One thing I've been thinking: 3D crind is known to be the intersection of two perpendicular cylinders. Can any of the 4D crinds be derived in the similar way, e.g., as the intersection of perpendicular spherinders?
Trionian

Posts: 69
Joined: Sat Mar 18, 2017 1:42 pm

### Re: 4D Crinds

username5243 wrote:One thing I've been thinking: 3D crind is known to be the intersection of two perpendicular cylinders. Can any of the 4D crinds be derived in the similar way, e.g., as the intersection of perpendicular spherinders?

Maybe. The maximum function plays a major role in these shapes and that can pretty much work as intersection or union of two shapes symbolized by other expressions.
Marek14
Pentonian

Posts: 1120
Joined: Sat Jul 16, 2005 6:40 pm

### Re: 4D Crinds

username5243 wrote:One thing I've been thinking: 3D crind is known to be the intersection of two perpendicular cylinders.

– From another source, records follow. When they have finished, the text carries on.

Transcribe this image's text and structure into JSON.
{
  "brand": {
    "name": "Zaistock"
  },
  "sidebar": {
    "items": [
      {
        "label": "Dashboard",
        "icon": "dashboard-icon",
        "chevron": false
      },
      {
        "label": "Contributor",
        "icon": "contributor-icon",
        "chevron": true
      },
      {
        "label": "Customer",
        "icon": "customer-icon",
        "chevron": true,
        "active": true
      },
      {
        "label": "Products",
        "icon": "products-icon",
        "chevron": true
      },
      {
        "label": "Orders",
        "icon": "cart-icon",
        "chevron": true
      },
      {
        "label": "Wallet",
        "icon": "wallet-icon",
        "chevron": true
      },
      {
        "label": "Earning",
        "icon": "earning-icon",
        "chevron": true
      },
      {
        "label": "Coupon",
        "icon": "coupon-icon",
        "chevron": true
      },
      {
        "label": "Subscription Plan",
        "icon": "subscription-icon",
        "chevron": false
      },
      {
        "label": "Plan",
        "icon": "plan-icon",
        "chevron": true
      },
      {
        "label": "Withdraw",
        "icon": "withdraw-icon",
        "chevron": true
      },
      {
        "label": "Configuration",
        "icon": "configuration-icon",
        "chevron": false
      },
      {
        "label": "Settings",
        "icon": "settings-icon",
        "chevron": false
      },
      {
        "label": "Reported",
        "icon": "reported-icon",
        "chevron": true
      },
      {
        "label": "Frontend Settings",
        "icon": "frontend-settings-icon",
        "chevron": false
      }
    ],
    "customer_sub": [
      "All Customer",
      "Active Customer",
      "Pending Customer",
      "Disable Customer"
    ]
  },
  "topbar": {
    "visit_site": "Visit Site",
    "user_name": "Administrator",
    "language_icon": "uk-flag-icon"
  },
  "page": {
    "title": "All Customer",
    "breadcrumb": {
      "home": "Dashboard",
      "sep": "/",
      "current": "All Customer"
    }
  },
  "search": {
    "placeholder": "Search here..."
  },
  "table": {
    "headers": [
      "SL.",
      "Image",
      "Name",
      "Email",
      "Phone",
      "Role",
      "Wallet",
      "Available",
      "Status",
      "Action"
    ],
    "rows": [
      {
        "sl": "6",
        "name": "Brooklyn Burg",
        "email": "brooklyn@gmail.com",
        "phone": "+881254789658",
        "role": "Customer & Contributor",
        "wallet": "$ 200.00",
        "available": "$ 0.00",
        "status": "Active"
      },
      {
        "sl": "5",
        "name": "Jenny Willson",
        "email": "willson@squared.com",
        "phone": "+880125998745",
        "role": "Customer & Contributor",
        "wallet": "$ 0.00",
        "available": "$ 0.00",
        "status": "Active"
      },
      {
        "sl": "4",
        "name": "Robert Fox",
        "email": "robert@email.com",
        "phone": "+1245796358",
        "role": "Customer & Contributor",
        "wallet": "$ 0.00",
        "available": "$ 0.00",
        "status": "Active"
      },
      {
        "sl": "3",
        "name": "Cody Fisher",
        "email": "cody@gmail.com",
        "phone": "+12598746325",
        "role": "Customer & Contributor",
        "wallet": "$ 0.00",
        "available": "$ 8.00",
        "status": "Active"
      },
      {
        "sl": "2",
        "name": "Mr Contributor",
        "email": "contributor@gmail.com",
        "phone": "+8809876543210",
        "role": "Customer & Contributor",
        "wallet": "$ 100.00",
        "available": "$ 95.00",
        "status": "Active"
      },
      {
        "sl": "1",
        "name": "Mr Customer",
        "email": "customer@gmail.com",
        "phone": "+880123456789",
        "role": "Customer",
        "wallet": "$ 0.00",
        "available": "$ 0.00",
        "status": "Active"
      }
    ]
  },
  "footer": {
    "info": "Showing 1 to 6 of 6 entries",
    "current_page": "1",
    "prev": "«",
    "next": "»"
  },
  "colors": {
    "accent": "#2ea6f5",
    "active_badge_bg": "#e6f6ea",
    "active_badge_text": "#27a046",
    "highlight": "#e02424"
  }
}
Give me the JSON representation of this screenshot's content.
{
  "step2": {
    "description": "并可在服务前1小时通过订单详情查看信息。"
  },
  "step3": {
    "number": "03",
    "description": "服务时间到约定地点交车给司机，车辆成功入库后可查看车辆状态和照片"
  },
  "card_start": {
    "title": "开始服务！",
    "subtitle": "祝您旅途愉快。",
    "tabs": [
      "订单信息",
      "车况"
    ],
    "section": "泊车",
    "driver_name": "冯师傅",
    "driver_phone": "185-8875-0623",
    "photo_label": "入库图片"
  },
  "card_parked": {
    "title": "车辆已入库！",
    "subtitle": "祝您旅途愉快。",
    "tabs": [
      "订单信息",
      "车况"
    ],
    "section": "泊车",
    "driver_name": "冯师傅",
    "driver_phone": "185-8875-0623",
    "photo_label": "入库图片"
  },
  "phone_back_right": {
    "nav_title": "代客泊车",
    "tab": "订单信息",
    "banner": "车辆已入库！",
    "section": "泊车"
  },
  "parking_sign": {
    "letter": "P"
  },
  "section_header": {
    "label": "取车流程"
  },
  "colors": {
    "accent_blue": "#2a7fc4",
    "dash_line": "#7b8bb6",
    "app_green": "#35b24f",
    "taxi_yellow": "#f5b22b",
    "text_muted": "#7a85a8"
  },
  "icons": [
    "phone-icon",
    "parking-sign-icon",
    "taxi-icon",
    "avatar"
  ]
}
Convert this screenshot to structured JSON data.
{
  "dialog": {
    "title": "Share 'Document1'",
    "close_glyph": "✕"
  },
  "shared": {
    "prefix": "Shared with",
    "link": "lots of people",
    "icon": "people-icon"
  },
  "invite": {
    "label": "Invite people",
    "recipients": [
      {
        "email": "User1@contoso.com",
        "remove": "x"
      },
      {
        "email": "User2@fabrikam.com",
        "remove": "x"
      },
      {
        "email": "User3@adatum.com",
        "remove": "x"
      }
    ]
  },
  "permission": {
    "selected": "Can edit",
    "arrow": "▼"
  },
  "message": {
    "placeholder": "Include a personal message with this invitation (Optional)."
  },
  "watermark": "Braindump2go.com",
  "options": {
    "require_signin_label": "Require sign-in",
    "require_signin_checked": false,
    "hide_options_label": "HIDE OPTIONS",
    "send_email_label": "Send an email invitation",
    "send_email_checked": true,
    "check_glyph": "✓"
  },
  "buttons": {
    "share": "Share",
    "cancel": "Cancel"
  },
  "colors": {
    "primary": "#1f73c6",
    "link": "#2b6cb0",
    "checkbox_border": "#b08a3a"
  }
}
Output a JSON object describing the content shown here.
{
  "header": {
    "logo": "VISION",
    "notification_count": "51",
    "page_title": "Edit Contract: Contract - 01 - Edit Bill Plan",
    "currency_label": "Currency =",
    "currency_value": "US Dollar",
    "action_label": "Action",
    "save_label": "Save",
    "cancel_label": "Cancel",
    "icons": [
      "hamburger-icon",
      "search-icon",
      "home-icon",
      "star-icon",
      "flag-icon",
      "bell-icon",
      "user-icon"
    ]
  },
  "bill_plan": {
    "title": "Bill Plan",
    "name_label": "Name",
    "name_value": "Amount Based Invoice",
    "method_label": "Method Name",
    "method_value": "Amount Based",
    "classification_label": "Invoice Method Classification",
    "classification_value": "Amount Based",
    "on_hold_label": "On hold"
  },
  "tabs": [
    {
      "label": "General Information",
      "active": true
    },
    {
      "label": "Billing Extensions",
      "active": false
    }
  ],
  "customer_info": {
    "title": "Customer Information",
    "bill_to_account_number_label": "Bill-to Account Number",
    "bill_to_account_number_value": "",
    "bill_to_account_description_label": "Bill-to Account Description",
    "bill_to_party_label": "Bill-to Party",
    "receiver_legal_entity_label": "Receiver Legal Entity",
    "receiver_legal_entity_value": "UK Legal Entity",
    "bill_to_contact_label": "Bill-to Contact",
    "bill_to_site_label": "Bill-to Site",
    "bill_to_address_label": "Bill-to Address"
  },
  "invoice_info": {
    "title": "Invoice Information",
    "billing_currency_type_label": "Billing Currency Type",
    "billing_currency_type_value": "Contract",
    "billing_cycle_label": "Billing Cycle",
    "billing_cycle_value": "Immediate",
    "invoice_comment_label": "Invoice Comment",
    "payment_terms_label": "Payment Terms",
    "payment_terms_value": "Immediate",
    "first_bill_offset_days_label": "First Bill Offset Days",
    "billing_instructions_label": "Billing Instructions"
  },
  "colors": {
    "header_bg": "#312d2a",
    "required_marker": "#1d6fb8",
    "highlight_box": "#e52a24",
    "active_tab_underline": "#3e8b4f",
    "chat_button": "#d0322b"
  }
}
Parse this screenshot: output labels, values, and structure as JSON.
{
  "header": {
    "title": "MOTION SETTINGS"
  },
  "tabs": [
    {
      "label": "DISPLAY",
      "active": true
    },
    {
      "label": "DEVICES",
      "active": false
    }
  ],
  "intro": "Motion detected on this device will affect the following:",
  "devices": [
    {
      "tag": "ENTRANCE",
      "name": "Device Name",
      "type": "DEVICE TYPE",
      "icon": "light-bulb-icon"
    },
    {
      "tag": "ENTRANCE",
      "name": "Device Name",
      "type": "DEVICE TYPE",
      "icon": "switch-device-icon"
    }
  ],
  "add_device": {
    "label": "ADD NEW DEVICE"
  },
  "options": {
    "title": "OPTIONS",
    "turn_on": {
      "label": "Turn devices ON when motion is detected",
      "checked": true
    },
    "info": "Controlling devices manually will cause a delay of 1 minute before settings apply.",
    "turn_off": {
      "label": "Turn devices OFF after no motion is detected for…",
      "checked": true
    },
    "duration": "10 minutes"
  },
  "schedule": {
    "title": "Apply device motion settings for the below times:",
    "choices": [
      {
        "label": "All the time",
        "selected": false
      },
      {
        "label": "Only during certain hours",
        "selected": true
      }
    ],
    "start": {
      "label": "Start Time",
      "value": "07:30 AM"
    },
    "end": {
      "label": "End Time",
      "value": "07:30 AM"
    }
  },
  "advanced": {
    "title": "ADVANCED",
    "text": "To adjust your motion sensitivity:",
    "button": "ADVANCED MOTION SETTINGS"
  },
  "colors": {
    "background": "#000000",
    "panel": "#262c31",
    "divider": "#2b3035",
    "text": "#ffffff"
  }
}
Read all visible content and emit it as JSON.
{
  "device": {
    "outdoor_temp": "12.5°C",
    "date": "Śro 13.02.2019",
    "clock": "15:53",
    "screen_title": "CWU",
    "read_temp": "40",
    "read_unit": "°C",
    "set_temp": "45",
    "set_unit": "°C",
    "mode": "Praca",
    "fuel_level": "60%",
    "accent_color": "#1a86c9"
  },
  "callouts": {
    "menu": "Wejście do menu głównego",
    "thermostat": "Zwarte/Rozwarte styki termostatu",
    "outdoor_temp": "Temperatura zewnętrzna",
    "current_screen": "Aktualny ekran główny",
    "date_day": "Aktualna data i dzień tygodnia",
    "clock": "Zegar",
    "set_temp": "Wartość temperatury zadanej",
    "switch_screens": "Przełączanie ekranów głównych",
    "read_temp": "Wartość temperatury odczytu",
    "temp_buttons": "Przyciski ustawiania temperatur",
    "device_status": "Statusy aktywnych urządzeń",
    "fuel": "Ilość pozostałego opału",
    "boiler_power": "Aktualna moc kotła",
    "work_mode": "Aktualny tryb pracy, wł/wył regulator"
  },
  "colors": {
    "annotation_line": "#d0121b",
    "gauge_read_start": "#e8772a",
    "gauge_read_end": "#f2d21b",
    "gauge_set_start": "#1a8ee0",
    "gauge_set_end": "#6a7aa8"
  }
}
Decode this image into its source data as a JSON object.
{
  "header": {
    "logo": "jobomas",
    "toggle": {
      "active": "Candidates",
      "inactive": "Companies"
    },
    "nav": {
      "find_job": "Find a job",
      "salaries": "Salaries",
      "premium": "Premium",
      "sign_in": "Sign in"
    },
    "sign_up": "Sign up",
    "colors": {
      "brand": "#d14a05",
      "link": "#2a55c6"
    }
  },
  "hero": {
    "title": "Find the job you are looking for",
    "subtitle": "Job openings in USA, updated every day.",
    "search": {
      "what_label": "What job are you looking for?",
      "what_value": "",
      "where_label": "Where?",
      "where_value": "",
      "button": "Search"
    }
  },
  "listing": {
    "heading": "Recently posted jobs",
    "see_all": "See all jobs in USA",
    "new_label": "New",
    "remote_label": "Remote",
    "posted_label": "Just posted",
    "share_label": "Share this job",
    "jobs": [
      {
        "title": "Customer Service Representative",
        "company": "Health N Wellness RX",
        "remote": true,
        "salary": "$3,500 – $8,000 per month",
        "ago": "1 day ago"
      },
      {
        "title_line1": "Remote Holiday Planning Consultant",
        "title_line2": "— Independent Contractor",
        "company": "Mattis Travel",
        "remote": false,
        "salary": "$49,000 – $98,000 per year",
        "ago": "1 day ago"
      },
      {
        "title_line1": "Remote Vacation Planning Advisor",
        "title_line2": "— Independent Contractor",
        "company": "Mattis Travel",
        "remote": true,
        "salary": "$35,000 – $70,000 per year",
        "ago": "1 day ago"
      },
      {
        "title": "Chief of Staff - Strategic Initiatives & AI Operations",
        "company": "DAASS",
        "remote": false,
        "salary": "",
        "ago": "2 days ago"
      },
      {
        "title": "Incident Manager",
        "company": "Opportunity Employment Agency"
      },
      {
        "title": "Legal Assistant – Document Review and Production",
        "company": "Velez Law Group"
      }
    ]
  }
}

Can any of the 4D crinds be derived in the similar way, e.g., as the intersection of perpendicular spherinders?

Sure, I think that would make the Cylindrical Crind.
ndl
Dionian

Posts: 32
Joined: Tue Nov 27, 2018 2:13 pm
Location: Queens, NY